• _EXERCISE INSTRUCTIONS_: Lift every line from the entries that includes the word "Resmi".

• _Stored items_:
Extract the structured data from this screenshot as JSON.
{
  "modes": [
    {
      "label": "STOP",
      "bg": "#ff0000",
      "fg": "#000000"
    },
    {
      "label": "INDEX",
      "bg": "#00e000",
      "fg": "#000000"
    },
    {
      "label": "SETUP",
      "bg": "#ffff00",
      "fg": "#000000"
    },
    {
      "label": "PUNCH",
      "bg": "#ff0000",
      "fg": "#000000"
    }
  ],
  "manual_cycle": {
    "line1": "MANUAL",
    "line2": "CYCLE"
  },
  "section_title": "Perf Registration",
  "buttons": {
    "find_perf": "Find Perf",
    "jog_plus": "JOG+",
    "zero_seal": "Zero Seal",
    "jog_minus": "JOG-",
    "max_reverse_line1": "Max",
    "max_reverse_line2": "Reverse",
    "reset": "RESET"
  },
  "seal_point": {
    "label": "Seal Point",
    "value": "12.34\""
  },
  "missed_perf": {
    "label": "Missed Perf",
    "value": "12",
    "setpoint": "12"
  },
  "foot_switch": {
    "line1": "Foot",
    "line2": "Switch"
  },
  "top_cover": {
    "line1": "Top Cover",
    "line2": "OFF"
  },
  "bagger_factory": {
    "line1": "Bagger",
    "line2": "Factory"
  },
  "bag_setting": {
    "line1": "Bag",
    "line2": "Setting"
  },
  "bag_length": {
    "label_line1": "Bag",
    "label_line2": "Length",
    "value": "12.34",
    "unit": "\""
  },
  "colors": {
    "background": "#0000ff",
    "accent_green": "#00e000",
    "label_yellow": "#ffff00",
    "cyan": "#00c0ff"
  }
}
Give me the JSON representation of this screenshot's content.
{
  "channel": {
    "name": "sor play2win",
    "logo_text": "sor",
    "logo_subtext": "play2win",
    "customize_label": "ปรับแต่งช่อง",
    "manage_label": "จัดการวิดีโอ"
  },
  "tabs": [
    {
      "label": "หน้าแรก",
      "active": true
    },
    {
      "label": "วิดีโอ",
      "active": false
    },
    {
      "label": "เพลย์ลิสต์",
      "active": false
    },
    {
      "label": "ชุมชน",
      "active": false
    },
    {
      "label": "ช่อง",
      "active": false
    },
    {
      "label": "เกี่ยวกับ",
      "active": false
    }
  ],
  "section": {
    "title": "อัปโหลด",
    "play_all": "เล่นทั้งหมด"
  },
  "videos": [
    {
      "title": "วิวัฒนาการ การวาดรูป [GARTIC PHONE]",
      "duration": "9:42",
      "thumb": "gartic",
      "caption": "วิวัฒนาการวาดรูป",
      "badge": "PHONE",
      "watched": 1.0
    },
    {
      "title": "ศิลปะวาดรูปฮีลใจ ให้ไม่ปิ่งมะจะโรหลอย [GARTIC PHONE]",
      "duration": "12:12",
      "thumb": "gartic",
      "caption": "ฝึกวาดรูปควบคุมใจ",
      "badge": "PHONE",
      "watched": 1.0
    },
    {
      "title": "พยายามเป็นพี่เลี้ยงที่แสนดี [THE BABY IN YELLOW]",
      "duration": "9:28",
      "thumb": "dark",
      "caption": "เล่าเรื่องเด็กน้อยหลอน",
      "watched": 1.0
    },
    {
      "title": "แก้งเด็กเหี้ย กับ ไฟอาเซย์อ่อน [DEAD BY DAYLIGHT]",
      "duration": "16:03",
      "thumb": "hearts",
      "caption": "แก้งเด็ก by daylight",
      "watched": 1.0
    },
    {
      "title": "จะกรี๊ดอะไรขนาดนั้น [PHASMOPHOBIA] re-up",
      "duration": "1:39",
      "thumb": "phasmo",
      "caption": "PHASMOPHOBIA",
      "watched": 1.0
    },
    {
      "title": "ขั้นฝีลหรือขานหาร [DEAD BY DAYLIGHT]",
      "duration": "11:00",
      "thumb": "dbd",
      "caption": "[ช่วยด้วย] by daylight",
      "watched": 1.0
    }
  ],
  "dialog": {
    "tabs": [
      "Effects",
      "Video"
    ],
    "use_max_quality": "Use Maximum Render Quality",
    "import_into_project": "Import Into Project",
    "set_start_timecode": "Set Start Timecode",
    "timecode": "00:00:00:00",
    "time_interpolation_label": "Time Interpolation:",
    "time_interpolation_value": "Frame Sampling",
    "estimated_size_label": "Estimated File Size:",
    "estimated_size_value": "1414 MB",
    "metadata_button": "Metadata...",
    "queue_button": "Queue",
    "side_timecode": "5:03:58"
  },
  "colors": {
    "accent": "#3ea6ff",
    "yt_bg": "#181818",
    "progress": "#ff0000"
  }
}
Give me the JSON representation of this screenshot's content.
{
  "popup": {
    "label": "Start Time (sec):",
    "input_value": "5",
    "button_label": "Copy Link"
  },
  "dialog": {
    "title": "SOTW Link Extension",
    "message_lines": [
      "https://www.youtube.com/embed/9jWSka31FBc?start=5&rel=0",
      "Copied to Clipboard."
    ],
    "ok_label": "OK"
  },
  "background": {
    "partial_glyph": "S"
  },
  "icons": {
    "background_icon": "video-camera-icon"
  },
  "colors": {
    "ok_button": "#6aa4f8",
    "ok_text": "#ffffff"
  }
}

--

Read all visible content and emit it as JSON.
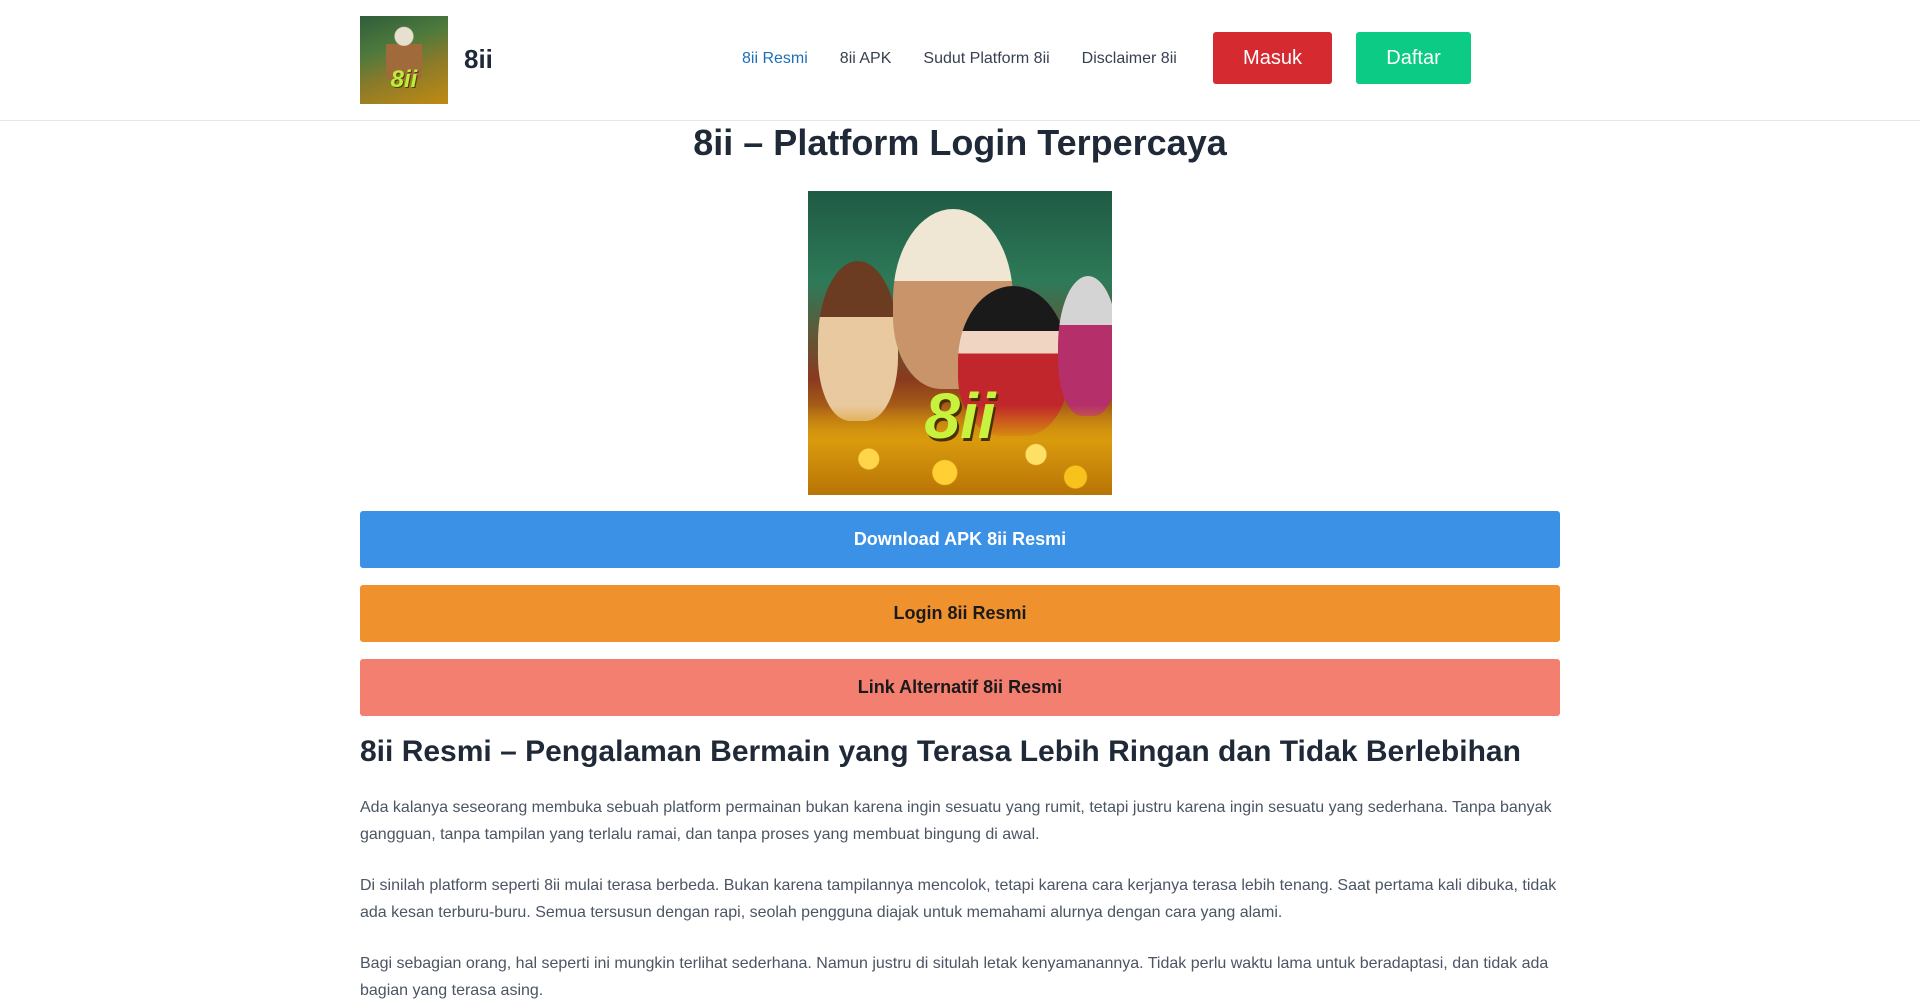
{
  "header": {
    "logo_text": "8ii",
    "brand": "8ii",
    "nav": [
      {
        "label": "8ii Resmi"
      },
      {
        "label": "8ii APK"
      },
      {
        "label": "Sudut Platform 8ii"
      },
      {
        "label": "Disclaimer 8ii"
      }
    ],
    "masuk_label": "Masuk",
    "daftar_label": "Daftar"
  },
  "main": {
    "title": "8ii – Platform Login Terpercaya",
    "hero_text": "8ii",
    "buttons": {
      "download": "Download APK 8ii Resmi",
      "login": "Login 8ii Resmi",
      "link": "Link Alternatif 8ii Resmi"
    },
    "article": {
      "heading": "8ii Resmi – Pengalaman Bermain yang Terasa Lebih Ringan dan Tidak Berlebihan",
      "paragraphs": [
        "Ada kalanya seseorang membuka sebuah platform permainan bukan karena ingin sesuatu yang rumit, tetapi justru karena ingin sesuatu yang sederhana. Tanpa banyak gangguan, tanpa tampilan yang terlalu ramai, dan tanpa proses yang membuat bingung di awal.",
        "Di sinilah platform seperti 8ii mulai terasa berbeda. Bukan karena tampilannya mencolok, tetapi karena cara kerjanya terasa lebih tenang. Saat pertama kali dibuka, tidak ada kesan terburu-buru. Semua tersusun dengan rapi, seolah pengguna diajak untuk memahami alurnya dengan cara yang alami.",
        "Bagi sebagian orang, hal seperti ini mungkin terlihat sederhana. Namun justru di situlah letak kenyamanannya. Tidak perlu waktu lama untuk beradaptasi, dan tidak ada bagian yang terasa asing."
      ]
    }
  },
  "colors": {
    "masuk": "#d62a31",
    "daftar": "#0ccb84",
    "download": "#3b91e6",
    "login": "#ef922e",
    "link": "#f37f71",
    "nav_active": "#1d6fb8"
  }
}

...

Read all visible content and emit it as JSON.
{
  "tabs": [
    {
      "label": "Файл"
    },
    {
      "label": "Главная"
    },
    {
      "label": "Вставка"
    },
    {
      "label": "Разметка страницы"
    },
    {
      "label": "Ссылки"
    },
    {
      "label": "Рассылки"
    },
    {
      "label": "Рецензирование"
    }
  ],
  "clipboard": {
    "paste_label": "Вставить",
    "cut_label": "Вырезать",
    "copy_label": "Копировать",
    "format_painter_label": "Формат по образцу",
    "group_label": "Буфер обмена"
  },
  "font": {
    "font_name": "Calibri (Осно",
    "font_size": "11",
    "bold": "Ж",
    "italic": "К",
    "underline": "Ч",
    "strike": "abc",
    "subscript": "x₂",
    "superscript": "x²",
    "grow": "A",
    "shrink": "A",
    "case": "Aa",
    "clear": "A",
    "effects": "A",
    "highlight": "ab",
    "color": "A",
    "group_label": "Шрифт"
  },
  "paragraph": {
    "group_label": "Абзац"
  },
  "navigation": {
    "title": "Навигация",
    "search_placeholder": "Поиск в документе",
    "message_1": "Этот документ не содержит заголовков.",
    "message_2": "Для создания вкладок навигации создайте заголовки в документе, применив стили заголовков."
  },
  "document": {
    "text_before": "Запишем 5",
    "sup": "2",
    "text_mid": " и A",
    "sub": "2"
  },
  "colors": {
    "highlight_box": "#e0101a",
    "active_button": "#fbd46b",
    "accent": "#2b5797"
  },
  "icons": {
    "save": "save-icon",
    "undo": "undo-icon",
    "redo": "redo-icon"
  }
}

• _TASK RESULT_:
        "label": "8ii Resmi"
      "download": "Download APK 8ii Resmi",
      "login": "Login 8ii Resmi",
      "link": "Link Alternatif 8ii Resmi"
      "heading": "8ii Resmi – Pengalaman Bermain yang Terasa Lebih Ringan dan Tidak Berlebihan",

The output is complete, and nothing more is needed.